REQUIRED ACTION: Copy out each line of the data that holds the word "JSON".

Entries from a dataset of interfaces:
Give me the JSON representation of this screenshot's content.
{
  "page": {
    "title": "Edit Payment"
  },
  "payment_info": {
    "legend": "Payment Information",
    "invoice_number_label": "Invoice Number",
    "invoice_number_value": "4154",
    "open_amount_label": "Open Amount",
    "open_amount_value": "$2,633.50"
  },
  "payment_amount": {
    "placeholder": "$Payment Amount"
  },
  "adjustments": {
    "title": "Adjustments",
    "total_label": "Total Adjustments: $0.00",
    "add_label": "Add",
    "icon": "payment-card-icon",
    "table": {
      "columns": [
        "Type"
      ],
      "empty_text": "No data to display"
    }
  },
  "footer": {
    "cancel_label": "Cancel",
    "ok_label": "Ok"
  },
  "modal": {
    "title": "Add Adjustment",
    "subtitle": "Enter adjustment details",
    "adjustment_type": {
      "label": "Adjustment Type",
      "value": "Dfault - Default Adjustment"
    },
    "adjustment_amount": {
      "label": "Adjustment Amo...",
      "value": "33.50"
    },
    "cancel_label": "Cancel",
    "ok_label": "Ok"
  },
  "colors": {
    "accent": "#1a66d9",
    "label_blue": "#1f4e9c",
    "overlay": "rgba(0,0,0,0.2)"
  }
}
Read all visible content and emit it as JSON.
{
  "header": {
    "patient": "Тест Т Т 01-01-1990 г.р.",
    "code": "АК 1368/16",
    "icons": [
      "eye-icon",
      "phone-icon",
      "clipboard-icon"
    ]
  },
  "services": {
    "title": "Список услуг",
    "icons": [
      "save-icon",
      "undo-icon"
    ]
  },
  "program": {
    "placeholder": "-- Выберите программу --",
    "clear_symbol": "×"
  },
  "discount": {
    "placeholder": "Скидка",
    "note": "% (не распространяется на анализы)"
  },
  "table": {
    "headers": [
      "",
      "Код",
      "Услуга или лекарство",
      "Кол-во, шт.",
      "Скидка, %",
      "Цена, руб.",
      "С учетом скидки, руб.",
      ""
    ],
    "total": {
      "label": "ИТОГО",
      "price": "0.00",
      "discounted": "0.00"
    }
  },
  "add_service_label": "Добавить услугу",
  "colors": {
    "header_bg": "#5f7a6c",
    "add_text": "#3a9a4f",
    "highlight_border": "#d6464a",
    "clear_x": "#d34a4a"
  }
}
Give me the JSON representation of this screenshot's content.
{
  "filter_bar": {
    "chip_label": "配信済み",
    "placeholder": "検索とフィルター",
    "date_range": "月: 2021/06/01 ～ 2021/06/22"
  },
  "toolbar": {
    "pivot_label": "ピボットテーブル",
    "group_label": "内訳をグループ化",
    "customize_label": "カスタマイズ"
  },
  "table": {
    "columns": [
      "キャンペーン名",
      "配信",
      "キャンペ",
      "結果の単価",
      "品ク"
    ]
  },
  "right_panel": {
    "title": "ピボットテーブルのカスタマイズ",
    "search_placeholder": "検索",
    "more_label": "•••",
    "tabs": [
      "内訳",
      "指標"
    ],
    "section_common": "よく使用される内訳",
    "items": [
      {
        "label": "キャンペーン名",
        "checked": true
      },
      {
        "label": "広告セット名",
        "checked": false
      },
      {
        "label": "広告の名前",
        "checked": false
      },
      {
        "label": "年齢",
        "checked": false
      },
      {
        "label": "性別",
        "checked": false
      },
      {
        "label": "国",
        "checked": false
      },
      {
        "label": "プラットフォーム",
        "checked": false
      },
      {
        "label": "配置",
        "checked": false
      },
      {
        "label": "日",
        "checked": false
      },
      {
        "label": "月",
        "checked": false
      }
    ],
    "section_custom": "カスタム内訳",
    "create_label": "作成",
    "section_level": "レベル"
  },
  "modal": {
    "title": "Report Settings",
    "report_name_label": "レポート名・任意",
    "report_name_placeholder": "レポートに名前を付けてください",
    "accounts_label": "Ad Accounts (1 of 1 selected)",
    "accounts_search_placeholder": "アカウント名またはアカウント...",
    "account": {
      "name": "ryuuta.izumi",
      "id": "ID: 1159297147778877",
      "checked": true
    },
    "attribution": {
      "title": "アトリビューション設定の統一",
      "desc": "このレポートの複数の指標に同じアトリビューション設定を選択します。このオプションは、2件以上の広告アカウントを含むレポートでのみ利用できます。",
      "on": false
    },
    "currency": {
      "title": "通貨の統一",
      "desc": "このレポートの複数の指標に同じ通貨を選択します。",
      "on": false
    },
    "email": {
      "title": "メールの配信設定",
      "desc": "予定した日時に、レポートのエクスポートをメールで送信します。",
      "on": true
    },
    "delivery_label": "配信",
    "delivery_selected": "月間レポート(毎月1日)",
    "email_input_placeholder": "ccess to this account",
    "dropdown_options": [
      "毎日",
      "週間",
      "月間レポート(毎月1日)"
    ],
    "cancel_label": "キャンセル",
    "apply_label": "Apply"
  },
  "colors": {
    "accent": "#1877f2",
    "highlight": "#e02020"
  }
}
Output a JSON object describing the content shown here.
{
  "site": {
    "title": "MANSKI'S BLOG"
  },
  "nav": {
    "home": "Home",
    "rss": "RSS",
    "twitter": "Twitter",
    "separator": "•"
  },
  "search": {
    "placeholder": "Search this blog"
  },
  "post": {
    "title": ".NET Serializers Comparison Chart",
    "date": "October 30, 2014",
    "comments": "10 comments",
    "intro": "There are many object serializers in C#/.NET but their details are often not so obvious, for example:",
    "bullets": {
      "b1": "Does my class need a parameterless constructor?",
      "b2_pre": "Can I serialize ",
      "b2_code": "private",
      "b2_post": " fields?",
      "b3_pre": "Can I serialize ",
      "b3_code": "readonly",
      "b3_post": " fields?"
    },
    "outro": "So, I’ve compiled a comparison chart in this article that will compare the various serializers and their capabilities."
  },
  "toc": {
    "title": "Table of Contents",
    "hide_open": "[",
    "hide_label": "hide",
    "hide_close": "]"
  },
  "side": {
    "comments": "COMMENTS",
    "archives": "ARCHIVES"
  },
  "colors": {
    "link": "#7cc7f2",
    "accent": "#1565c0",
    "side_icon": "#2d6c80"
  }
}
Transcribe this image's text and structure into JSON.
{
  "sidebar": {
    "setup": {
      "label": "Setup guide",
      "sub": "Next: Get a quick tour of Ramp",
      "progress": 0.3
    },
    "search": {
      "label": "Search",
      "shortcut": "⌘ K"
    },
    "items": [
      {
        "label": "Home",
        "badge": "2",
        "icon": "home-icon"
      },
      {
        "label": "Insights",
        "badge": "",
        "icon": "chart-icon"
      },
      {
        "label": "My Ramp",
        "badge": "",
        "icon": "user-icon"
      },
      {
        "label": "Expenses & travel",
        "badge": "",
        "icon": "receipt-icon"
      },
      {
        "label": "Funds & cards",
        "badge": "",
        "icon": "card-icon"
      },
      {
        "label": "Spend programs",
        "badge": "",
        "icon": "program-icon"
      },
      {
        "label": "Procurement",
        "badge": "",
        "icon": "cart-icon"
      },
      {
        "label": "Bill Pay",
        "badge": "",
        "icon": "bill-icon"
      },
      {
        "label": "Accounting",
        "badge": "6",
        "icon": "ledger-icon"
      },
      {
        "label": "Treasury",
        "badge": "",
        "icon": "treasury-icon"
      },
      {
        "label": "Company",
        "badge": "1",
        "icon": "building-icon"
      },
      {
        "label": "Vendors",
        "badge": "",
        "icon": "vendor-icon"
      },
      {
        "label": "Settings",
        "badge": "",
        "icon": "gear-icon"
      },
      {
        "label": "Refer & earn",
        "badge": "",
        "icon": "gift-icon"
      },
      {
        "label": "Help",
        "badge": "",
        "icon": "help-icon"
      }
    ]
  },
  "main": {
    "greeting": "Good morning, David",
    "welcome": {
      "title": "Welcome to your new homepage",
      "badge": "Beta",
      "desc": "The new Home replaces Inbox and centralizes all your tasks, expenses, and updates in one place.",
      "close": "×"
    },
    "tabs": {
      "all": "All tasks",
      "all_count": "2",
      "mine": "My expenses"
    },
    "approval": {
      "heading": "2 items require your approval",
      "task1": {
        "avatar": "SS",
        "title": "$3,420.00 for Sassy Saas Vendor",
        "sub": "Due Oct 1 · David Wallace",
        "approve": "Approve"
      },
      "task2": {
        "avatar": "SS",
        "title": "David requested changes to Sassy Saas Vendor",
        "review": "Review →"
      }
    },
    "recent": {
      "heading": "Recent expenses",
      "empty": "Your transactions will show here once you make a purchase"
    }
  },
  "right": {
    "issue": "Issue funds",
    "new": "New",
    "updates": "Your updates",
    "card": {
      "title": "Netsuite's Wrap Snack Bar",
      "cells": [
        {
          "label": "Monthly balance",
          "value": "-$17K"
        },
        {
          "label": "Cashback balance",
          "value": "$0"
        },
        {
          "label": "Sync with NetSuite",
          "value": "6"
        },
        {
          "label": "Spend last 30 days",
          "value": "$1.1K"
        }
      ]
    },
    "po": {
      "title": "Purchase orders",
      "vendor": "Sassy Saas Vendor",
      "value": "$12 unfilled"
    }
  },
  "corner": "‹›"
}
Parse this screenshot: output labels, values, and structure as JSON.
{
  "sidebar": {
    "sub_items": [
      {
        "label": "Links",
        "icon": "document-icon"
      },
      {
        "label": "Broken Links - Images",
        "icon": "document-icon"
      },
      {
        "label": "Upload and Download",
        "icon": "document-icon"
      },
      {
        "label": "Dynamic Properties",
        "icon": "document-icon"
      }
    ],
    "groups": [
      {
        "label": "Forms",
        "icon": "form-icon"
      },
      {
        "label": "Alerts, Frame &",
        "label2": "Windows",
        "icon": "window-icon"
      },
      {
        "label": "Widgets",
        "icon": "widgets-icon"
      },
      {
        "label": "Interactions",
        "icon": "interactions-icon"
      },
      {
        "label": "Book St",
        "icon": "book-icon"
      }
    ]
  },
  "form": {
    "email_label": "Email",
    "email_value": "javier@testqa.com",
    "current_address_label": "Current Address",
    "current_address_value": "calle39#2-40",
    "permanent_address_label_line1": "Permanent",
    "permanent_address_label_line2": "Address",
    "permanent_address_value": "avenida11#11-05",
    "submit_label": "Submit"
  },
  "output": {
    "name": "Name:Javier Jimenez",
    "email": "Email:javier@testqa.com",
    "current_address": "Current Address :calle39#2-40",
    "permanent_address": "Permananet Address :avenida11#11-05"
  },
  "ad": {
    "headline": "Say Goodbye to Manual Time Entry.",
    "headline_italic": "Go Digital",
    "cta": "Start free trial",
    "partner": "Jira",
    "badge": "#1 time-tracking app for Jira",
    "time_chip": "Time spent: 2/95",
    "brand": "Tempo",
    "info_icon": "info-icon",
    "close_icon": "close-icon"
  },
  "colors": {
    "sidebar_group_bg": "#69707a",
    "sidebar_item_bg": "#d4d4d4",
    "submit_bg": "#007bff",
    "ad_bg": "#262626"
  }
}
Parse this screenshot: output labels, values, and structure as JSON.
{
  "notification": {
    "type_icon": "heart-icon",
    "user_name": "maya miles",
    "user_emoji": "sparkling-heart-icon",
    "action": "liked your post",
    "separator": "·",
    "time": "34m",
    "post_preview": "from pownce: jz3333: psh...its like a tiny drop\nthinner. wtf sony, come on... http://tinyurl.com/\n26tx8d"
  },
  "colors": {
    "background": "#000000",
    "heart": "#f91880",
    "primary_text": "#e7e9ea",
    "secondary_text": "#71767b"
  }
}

YOUR SOLUTION:
Give me the JSON representation of this screenshot's content.
Read all visible content and emit it as JSON.
Give me the JSON representation of this screenshot's content.
Output a JSON object describing the content shown here.
Transcribe this image's text and structure into JSON.
Parse this screenshot: output labels, values, and structure as JSON.
Parse this screenshot: output labels, values, and structure as JSON.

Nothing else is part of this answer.